Amid reports of xenophobic attacks on black Africans in Tunisia, Guinea has sent a plane to evacuate its nationals from the increasingly volatile North African nation.
The attacks reportedly directed generally at immigrants but especially those from Sub Saharan Africa, was sparked by comments attributed to the country’s president, Kais Saied, accusing immigrants of plotting to change his country’s racial identity.
President Saied was quoted last week denouncing undocumented sub-Saharan African immigrants and claiming that their influx into the country was part of a plot to change the country’s demographic make-up.
“The undeclared goal of the successive waves of illegal immigration is to consider Tunisia a purely African country that has no affiliation to the Arab and Islamic nations,” Mr Saied said in a comment made to a meeting of the country’s National Security Council.
A transcript of the full comment was later published on the website of the presidency. In it, he also accused immigrants of being behind rising crime in Tunisia, and he instructed Tunisian security forces to take urgent measures to halt it.
Rights groups, including those based in Tunisia itself, also condemned the comment, calling it “racist.”
The African Union also issued a statement condemning it.
The comment has raised fear among immigrants in the country over the potential for attacks on them.
The military government in Guinea is taking no chance on the safety of its citizens. On Tuesday, it dispatched a government delegation headed by the Minister of Foreign Affairs, African Integration and Guineans Abroad, Dr. Morissanda Kouyaté, to Tunis to bring back all Guineans who are willing to return home.
“This special humanitarian flight has been deployed by the Head of State, Colonel Mamadi Doumbouya, to urgently go to the rescue of Guineans living in the Maghreb country and to facilitate the repatriation of those who wish to do so,” the statement reads.
According to reports, the government of Ivory Coast, another Mano River Union nation, is also sending a chartered aircraft to Tunisia bring its its citizens home.
Dozens of the two countries’ nationals reportedly sought refuge in their embassies.
The AU Commission summoned the Tunisian Ambassador accredited to the bloc over the issue, for “urgent” explanation.
In a statement, the bloc described the comment as “shocking”, noting that it went against the spirit of the continental union’s founding principle, to which Tunisia belongs. It also called on Tunisia to honour its obligations under international laws to treat migrants with dignity.
Tunisia is one of three major transit points for migrants and refugees seeking to cross over to Europe through the Mediterranean Sea. The other countries are Morocco and Libya.
One estimate, from a survey by the National Institute of Statistics of Tunisia, put the number of migrants living in the country at 21, 500 as at 2021. Majority of these, according to NGOs, entered legally, to study or work.

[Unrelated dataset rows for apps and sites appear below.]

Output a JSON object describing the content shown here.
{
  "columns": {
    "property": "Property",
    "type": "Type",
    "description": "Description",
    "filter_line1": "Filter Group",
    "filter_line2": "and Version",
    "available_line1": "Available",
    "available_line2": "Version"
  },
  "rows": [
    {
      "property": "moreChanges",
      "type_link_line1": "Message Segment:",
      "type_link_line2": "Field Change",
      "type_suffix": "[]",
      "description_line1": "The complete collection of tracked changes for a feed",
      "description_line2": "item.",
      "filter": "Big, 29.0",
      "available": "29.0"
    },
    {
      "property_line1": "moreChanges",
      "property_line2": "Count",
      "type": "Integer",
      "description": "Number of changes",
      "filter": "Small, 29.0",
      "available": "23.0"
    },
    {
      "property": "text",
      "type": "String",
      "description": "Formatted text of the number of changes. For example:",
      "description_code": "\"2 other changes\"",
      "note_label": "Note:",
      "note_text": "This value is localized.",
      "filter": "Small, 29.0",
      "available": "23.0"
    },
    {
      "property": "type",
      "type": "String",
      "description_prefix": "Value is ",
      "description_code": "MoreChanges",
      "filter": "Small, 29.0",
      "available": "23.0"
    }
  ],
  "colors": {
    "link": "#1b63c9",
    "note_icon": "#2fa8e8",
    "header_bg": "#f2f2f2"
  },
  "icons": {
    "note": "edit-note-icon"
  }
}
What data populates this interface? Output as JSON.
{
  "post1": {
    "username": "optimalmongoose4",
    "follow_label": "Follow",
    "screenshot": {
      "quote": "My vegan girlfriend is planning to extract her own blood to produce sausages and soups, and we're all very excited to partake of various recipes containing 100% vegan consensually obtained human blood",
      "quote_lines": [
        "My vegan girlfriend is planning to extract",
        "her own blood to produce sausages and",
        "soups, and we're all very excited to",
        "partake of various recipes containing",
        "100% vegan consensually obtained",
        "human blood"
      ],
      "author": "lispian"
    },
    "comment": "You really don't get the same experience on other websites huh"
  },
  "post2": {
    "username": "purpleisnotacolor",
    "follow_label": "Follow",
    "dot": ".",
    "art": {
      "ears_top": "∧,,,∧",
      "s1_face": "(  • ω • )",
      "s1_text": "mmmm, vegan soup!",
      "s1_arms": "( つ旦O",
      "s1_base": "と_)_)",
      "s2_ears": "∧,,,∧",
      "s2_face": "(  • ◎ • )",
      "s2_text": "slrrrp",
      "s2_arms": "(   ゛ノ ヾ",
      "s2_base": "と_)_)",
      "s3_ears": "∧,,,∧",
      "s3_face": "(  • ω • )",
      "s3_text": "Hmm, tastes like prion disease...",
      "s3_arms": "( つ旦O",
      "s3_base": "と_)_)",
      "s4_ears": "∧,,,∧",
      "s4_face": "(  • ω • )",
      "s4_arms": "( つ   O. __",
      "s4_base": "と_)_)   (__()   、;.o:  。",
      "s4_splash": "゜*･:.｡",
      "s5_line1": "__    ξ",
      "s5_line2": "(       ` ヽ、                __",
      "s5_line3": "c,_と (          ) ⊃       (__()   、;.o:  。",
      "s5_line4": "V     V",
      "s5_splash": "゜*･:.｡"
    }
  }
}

Figures from the U.N. Refugee Agency indicate that there were about 9,000 refugees and asylum seekers in the country as of December 2022. According to the UN data, majority of these come mainly from countries like Eritrea, Sudan and Somalia.

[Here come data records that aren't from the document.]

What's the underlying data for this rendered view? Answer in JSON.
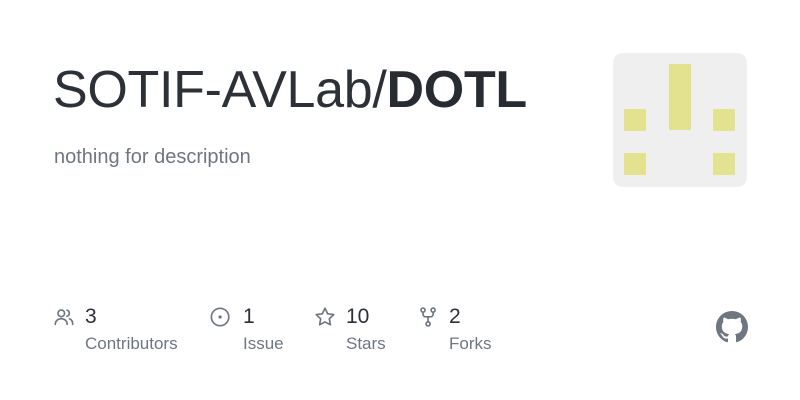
{
  "repo": {
    "owner": "SOTIF-AVLab/",
    "name": "DOTL",
    "description": "nothing for description"
  },
  "avatar": {
    "background": "#efefef",
    "block_color": "#e3e38f"
  },
  "stats": [
    {
      "icon": "people-icon",
      "value": "3",
      "label": "Contributors"
    },
    {
      "icon": "issue-icon",
      "value": "1",
      "label": "Issue"
    },
    {
      "icon": "star-icon",
      "value": "10",
      "label": "Stars"
    },
    {
      "icon": "fork-icon",
      "value": "2",
      "label": "Forks"
    }
  ],
  "colors": {
    "text": "#2c3138",
    "muted": "#6e7781",
    "icon": "#6e7781"
  },
  "brand_icon": "github-icon"
}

But there are also indigenous black Tunisians, who are estimated to constitute about 15 percent of the country’s 12 million population. Many of them are descendants of former slaves.

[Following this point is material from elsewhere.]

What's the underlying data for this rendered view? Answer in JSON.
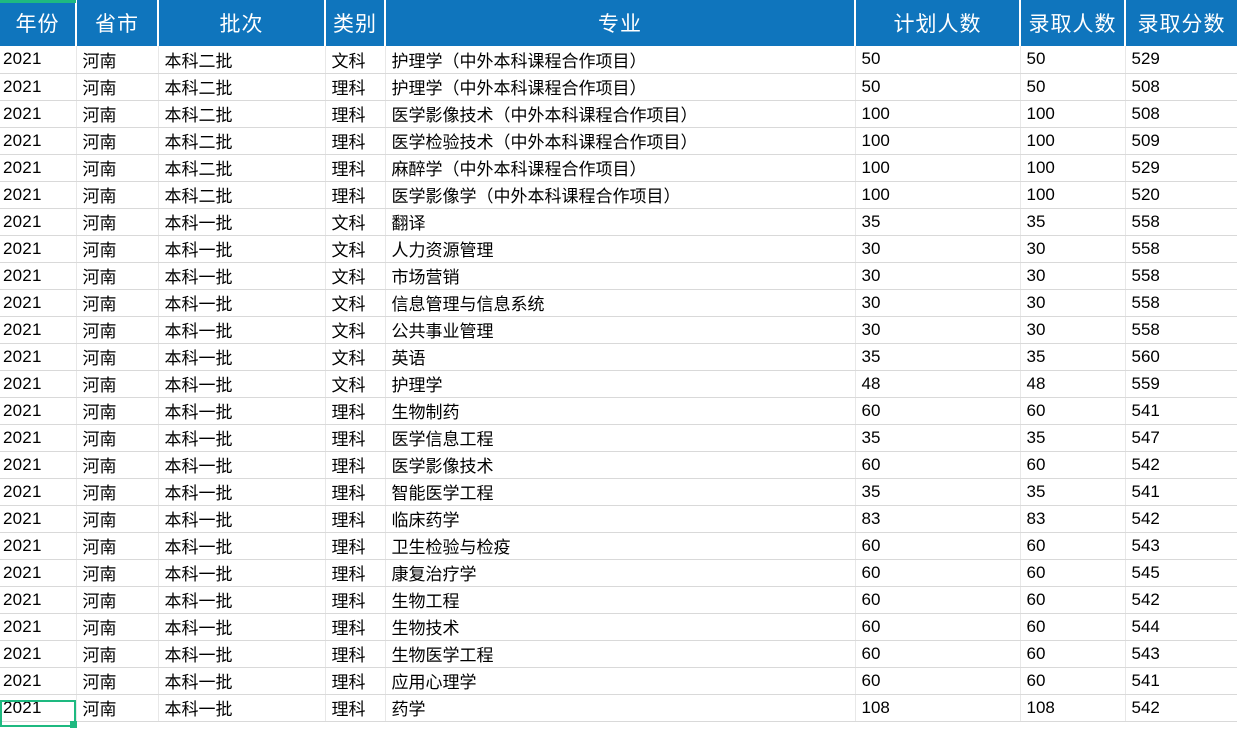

Most of the migrants are from black Africa, many of whom end up making home in the transit countries, where they live in inhumane conditions. The authorities sometimes clampdown on them, as was the case earlier this month when dozens of migrants were detained, prompting widespread condemnations from rights campaigners.
According to campaigners, the government is using the migrant issue to distract attention from the political crisis in the country.
Tunisia has been in a political crisis since 2021, after the president was accused by his critics of staging a coup when he shut down parliament and assumed most of its powers.
“It is a racist approach just like the campaigns in Europe… the presidential campaign aims to create an imaginary enemy for Tunisians to distract them from their basic problems,” Ramadan Ben Amor, spokesperson for the Tunisian Forum for Economic and Social Rights, said in a statement.
A group of over two dozen rights groups last week issued an open letter in which they accuse the Tunisian government of violating its obligations under international law to protect refugees and human rights.
“At the same time, the Tunisian state turned a deaf ear to the rise of hateful and racist discourse on social networks and in certain media that specifically targets migrants of sub-Saharan African origin,” the letter partly reads.
The Tunisia-Africa Business Council also expressed “deep concern” in a statement on Thursday.
Organizations representing citizens of specific countries, like an association representing Nigerian students in the country, have been warning their members to be vigilant.